* Task item:
Without changing a single word, set down all of the records.

---*---

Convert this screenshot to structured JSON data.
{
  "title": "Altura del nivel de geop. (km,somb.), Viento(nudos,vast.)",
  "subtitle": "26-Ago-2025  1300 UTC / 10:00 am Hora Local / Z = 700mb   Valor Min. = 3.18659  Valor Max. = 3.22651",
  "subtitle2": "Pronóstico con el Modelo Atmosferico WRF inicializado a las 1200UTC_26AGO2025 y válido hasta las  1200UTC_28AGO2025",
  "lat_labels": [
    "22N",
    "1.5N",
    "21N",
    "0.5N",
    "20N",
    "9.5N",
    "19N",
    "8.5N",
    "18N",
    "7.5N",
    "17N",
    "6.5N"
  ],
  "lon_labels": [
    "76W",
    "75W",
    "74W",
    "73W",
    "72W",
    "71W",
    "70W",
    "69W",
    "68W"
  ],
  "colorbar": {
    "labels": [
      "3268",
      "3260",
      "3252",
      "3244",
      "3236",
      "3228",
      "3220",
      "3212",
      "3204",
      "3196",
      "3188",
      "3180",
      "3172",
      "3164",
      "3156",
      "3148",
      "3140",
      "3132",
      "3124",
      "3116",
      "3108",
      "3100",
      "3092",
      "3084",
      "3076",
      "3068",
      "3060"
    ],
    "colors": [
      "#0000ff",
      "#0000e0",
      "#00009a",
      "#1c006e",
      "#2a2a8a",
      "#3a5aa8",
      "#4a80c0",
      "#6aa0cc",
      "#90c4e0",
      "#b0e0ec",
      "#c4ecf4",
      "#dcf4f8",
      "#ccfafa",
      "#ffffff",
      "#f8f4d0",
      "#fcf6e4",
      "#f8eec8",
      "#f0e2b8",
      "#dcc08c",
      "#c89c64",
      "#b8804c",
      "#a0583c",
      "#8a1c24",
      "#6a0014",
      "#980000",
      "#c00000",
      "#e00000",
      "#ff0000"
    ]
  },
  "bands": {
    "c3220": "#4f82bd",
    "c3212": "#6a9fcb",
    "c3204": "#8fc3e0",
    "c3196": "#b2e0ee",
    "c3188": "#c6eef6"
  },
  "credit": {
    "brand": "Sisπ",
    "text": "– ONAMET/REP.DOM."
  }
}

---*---

* Answer below:
Convert this screenshot to structured JSON data.
{
  "title": "Altura del nivel de geop. (km,somb.), Viento(nudos,vast.)",
  "subtitle": "26-Ago-2025  1300 UTC / 10:00 am Hora Local / Z = 700mb   Valor Min. = 3.18659  Valor Max. = 3.22651",
  "subtitle2": "Pronóstico con el Modelo Atmosferico WRF inicializado a las 1200UTC_26AGO2025 y válido hasta las  1200UTC_28AGO2025",
  "lat_labels": [
    "22N",
    "1.5N",
    "21N",
    "0.5N",
    "20N",
    "9.5N",
    "19N",
    "8.5N",
    "18N",
    "7.5N",
    "17N",
    "6.5N"
  ],
  "lon_labels": [
    "76W",
    "75W",
    "74W",
    "73W",
    "72W",
    "71W",
    "70W",
    "69W",
    "68W"
  ],
  "colorbar": {
    "labels": [
      "3268",
      "3260",
      "3252",
      "3244",
      "3236",
      "3228",
      "3220",
      "3212",
      "3204",
      "3196",
      "3188",
      "3180",
      "3172",
      "3164",
      "3156",
      "3148",
      "3140",
      "3132",
      "3124",
      "3116",
      "3108",
      "3100",
      "3092",
      "3084",
      "3076",
      "3068",
      "3060"
    ],
    "colors": [
      "#0000ff",
      "#0000e0",
      "#00009a",
      "#1c006e",
      "#2a2a8a",
      "#3a5aa8",
      "#4a80c0",
      "#6aa0cc",
      "#90c4e0",
      "#b0e0ec",
      "#c4ecf4",
      "#dcf4f8",
      "#ccfafa",
      "#ffffff",
      "#f8f4d0",
      "#fcf6e4",
      "#f8eec8",
      "#f0e2b8",
      "#dcc08c",
      "#c89c64",
      "#b8804c",
      "#a0583c",
      "#8a1c24",
      "#6a0014",
      "#980000",
      "#c00000",
      "#e00000",
      "#ff0000"
    ]
  },
  "bands": {
    "c3220": "#4f82bd",
    "c3212": "#6a9fcb",
    "c3204": "#8fc3e0",
    "c3196": "#b2e0ee",
    "c3188": "#c6eef6"
  },
  "credit": {
    "brand": "Sisπ",
    "text": "– ONAMET/REP.DOM."
  }
}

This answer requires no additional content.